The hickories are an important group within the eastern hardwood forests. Botanically, they are split into two groups; the true hickories, and the pecan hickories (fruit bearing). The wood is virtually the same for both and is usually sold together. The sapwood of hickory and pecan is white, tinged with brown while the heartwood is pale to reddish brown. Both are coarse textured and the grain is usually straight but can be wavy or irregular.
Hickory is being used more and more for hardwood flooring, furniture, and cabinetry. Lending itself to an attractive rustic look and its hard-wearing properties, hickory is an excellent choice when durability is a key factor. Hardness and durability are key reasons that Hickory has long been popular for tool handles, wooden ladders, dowels, and sporting goods.
Working with Hickory
The heaviest of American hardwoods, hickory can be difficult to machine and glue, and are very hard to work with hand tools, so care is needed. The wood hold nails and screws well, but with a tendency to split so pre-boring is advised. The wood can be sanded to a good finish. The wood is well-known for its very good strength and shock resistance and also has excellent steam-bending properties. It is extremely tough and resilient, quite hard, but only moderately heavy. Review Hickory in the Species Directory. Or visit our Pinterest boards for more unique uses of hickory and other woods.
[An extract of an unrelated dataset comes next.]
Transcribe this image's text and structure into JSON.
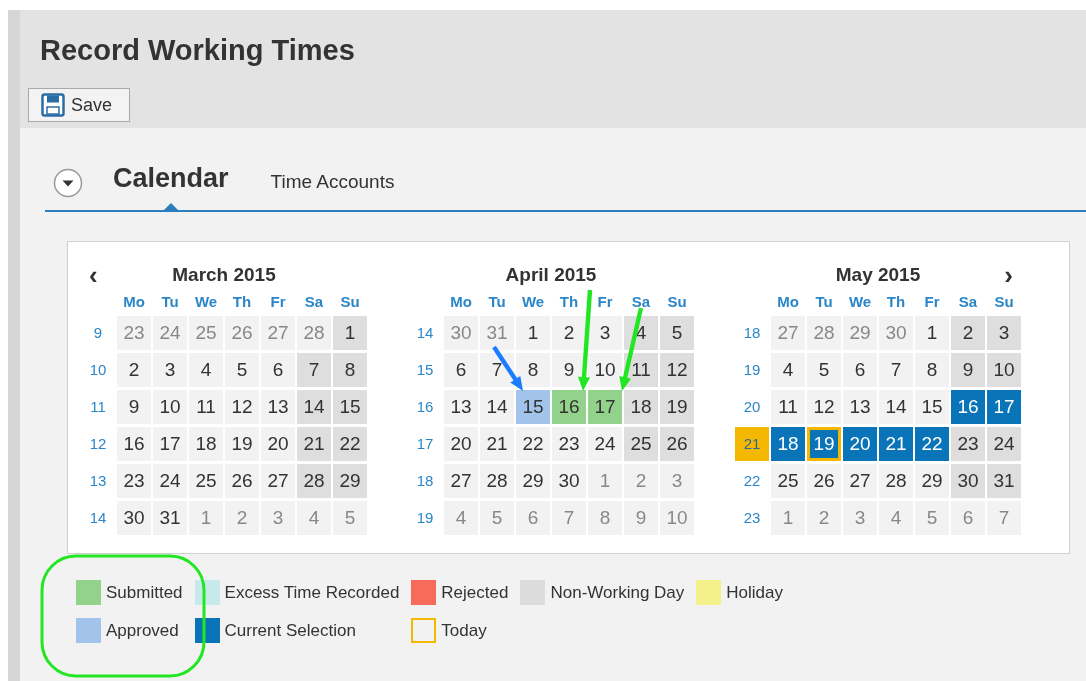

Cool facts about Hickory in History
- In Eastern North America, it survived the catastrophic changes of the Glacial Epoch 50 million years ago, earning the title of first strictly American hardwood species.
- Pioneers heading westward made hickory wagon wheels a prerequisite.
- The Wright brothers whittled hickory for their “flying contraption.”
- Hickory sawdust and chips are used to flavor meat by smoking.